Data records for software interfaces
§ §

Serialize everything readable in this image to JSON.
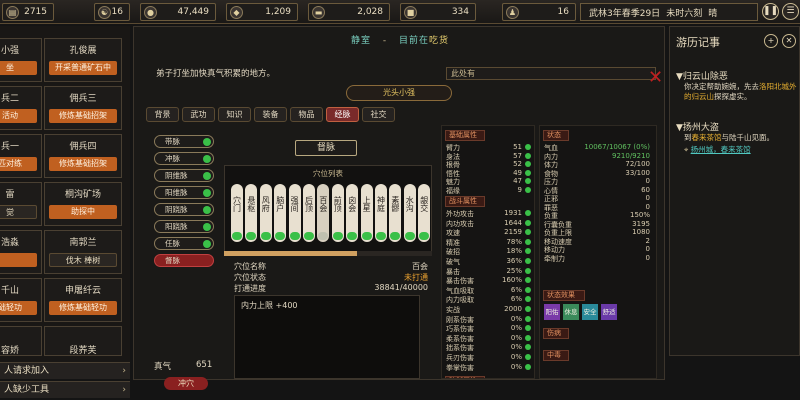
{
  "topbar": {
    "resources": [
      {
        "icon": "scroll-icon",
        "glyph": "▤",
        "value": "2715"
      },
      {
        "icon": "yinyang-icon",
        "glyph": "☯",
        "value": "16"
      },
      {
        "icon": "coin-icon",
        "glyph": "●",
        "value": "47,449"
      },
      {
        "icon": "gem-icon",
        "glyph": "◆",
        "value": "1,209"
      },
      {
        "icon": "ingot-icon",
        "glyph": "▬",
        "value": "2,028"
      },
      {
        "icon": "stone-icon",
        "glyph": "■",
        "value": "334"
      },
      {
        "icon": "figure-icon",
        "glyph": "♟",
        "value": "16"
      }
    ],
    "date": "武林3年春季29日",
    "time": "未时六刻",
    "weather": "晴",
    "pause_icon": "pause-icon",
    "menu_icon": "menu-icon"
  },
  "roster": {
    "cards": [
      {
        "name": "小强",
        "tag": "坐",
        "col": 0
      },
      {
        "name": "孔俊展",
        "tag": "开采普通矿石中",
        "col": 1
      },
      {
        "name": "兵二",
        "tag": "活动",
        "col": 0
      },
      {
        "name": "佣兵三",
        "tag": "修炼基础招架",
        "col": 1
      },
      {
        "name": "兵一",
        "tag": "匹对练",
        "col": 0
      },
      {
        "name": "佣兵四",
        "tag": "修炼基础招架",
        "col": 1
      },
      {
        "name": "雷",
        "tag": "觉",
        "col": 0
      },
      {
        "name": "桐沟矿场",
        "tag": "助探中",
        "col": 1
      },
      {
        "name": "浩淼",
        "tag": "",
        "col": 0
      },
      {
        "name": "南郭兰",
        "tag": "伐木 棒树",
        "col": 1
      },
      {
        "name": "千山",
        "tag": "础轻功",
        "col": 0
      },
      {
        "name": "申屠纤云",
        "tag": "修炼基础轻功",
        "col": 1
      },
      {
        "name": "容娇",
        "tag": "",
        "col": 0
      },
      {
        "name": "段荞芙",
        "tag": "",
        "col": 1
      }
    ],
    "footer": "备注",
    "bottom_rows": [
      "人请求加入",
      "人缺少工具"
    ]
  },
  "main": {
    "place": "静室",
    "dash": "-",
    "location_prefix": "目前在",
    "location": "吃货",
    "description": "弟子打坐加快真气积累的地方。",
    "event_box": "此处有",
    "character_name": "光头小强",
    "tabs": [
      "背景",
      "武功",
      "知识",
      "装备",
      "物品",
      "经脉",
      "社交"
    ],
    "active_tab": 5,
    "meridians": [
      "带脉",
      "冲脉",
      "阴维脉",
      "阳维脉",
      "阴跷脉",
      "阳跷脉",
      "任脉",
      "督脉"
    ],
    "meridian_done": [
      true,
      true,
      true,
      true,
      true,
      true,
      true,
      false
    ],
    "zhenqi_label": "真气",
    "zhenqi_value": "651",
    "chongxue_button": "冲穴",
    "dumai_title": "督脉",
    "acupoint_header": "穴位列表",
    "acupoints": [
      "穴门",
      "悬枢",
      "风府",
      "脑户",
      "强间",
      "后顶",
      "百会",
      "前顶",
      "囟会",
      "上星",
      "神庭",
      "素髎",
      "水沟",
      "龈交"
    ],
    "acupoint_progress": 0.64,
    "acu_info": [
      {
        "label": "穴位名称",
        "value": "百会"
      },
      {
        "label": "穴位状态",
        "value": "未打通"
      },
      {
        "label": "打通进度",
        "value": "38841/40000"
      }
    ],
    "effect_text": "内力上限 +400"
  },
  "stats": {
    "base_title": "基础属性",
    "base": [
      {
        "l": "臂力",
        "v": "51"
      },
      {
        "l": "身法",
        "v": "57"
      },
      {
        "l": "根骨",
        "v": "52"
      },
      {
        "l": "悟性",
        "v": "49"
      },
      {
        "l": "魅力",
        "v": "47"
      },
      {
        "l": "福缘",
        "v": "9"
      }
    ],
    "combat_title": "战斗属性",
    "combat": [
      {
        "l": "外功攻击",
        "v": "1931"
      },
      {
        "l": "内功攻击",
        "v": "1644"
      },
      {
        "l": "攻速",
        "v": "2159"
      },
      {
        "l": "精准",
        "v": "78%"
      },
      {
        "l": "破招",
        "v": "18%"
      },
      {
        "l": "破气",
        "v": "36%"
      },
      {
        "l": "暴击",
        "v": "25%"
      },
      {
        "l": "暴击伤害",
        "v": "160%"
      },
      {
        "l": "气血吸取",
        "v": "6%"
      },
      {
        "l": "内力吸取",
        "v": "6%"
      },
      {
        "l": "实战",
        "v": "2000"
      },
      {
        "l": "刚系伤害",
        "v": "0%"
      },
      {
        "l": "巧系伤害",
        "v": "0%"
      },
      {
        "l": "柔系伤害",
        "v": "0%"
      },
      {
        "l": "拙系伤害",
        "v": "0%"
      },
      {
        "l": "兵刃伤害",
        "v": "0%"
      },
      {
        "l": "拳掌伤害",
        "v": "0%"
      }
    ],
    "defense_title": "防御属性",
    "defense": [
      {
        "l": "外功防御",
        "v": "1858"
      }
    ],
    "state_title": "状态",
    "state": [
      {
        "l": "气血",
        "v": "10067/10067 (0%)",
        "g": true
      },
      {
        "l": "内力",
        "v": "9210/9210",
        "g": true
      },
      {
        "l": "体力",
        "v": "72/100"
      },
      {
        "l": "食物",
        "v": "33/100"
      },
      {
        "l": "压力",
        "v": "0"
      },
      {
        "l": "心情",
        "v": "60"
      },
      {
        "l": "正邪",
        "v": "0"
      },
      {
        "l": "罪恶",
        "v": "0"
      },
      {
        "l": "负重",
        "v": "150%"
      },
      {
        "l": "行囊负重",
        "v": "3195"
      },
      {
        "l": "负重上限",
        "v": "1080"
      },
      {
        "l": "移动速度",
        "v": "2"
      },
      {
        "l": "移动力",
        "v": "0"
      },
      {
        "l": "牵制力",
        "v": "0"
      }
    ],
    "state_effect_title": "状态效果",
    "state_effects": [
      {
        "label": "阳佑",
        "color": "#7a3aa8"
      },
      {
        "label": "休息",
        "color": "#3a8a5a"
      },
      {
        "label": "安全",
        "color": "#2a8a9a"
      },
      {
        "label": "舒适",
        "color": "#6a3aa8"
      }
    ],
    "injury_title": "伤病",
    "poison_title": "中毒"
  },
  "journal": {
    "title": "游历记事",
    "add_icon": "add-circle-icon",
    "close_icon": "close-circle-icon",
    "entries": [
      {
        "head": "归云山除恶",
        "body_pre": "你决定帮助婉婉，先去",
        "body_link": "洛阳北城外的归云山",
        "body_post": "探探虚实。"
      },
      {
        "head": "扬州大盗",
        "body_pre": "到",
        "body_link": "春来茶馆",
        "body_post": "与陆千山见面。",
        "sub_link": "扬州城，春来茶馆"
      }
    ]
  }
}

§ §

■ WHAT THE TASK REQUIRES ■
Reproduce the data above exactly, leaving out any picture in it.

■ EXERCISE ANSWER ■
Serialize everything readable in this image to JSON.
{
  "topbar": {
    "resources": [
      {
        "icon": "scroll-icon",
        "glyph": "▤",
        "value": "2715"
      },
      {
        "icon": "yinyang-icon",
        "glyph": "☯",
        "value": "16"
      },
      {
        "icon": "coin-icon",
        "glyph": "●",
        "value": "47,449"
      },
      {
        "icon": "gem-icon",
        "glyph": "◆",
        "value": "1,209"
      },
      {
        "icon": "ingot-icon",
        "glyph": "▬",
        "value": "2,028"
      },
      {
        "icon": "stone-icon",
        "glyph": "■",
        "value": "334"
      },
      {
        "icon": "figure-icon",
        "glyph": "♟",
        "value": "16"
      }
    ],
    "date": "武林3年春季29日",
    "time": "未时六刻",
    "weather": "晴",
    "pause_icon": "pause-icon",
    "menu_icon": "menu-icon"
  },
  "roster": {
    "cards": [
      {
        "name": "小强",
        "tag": "坐",
        "col": 0
      },
      {
        "name": "孔俊展",
        "tag": "开采普通矿石中",
        "col": 1
      },
      {
        "name": "兵二",
        "tag": "活动",
        "col": 0
      },
      {
        "name": "佣兵三",
        "tag": "修炼基础招架",
        "col": 1
      },
      {
        "name": "兵一",
        "tag": "匹对练",
        "col": 0
      },
      {
        "name": "佣兵四",
        "tag": "修炼基础招架",
        "col": 1
      },
      {
        "name": "雷",
        "tag": "觉",
        "col": 0
      },
      {
        "name": "桐沟矿场",
        "tag": "助探中",
        "col": 1
      },
      {
        "name": "浩淼",
        "tag": "",
        "col": 0
      },
      {
        "name": "南郭兰",
        "tag": "伐木 棒树",
        "col": 1
      },
      {
        "name": "千山",
        "tag": "础轻功",
        "col": 0
      },
      {
        "name": "申屠纤云",
        "tag": "修炼基础轻功",
        "col": 1
      },
      {
        "name": "容娇",
        "tag": "",
        "col": 0
      },
      {
        "name": "段荞芙",
        "tag": "",
        "col": 1
      }
    ],
    "footer": "备注",
    "bottom_rows": [
      "人请求加入",
      "人缺少工具"
    ]
  },
  "main": {
    "place": "静室",
    "dash": "-",
    "location_prefix": "目前在",
    "location": "吃货",
    "description": "弟子打坐加快真气积累的地方。",
    "event_box": "此处有",
    "character_name": "光头小强",
    "tabs": [
      "背景",
      "武功",
      "知识",
      "装备",
      "物品",
      "经脉",
      "社交"
    ],
    "active_tab": 5,
    "meridians": [
      "带脉",
      "冲脉",
      "阴维脉",
      "阳维脉",
      "阴跷脉",
      "阳跷脉",
      "任脉",
      "督脉"
    ],
    "meridian_done": [
      true,
      true,
      true,
      true,
      true,
      true,
      true,
      false
    ],
    "zhenqi_label": "真气",
    "zhenqi_value": "651",
    "chongxue_button": "冲穴",
    "dumai_title": "督脉",
    "acupoint_header": "穴位列表",
    "acupoints": [
      "穴门",
      "悬枢",
      "风府",
      "脑户",
      "强间",
      "后顶",
      "百会",
      "前顶",
      "囟会",
      "上星",
      "神庭",
      "素髎",
      "水沟",
      "龈交"
    ],
    "acupoint_progress": 0.64,
    "acu_info": [
      {
        "label": "穴位名称",
        "value": "百会"
      },
      {
        "label": "穴位状态",
        "value": "未打通"
      },
      {
        "label": "打通进度",
        "value": "38841/40000"
      }
    ],
    "effect_text": "内力上限 +400"
  },
  "stats": {
    "base_title": "基础属性",
    "base": [
      {
        "l": "臂力",
        "v": "51"
      },
      {
        "l": "身法",
        "v": "57"
      },
      {
        "l": "根骨",
        "v": "52"
      },
      {
        "l": "悟性",
        "v": "49"
      },
      {
        "l": "魅力",
        "v": "47"
      },
      {
        "l": "福缘",
        "v": "9"
      }
    ],
    "combat_title": "战斗属性",
    "combat": [
      {
        "l": "外功攻击",
        "v": "1931"
      },
      {
        "l": "内功攻击",
        "v": "1644"
      },
      {
        "l": "攻速",
        "v": "2159"
      },
      {
        "l": "精准",
        "v": "78%"
      },
      {
        "l": "破招",
        "v": "18%"
      },
      {
        "l": "破气",
        "v": "36%"
      },
      {
        "l": "暴击",
        "v": "25%"
      },
      {
        "l": "暴击伤害",
        "v": "160%"
      },
      {
        "l": "气血吸取",
        "v": "6%"
      },
      {
        "l": "内力吸取",
        "v": "6%"
      },
      {
        "l": "实战",
        "v": "2000"
      },
      {
        "l": "刚系伤害",
        "v": "0%"
      },
      {
        "l": "巧系伤害",
        "v": "0%"
      },
      {
        "l": "柔系伤害",
        "v": "0%"
      },
      {
        "l": "拙系伤害",
        "v": "0%"
      },
      {
        "l": "兵刃伤害",
        "v": "0%"
      },
      {
        "l": "拳掌伤害",
        "v": "0%"
      }
    ],
    "defense_title": "防御属性",
    "defense": [
      {
        "l": "外功防御",
        "v": "1858"
      }
    ],
    "state_title": "状态",
    "state": [
      {
        "l": "气血",
        "v": "10067/10067 (0%)",
        "g": true
      },
      {
        "l": "内力",
        "v": "9210/9210",
        "g": true
      },
      {
        "l": "体力",
        "v": "72/100"
      },
      {
        "l": "食物",
        "v": "33/100"
      },
      {
        "l": "压力",
        "v": "0"
      },
      {
        "l": "心情",
        "v": "60"
      },
      {
        "l": "正邪",
        "v": "0"
      },
      {
        "l": "罪恶",
        "v": "0"
      },
      {
        "l": "负重",
        "v": "150%"
      },
      {
        "l": "行囊负重",
        "v": "3195"
      },
      {
        "l": "负重上限",
        "v": "1080"
      },
      {
        "l": "移动速度",
        "v": "2"
      },
      {
        "l": "移动力",
        "v": "0"
      },
      {
        "l": "牵制力",
        "v": "0"
      }
    ],
    "state_effect_title": "状态效果",
    "state_effects": [
      {
        "label": "阳佑",
        "color": "#7a3aa8"
      },
      {
        "label": "休息",
        "color": "#3a8a5a"
      },
      {
        "label": "安全",
        "color": "#2a8a9a"
      },
      {
        "label": "舒适",
        "color": "#6a3aa8"
      }
    ],
    "injury_title": "伤病",
    "poison_title": "中毒"
  },
  "journal": {
    "title": "游历记事",
    "add_icon": "add-circle-icon",
    "close_icon": "close-circle-icon",
    "entries": [
      {
        "head": "归云山除恶",
        "body_pre": "你决定帮助婉婉，先去",
        "body_link": "洛阳北城外的归云山",
        "body_post": "探探虚实。"
      },
      {
        "head": "扬州大盗",
        "body_pre": "到",
        "body_link": "春来茶馆",
        "body_post": "与陆千山见面。",
        "sub_link": "扬州城，春来茶馆"
      }
    ]
  }
}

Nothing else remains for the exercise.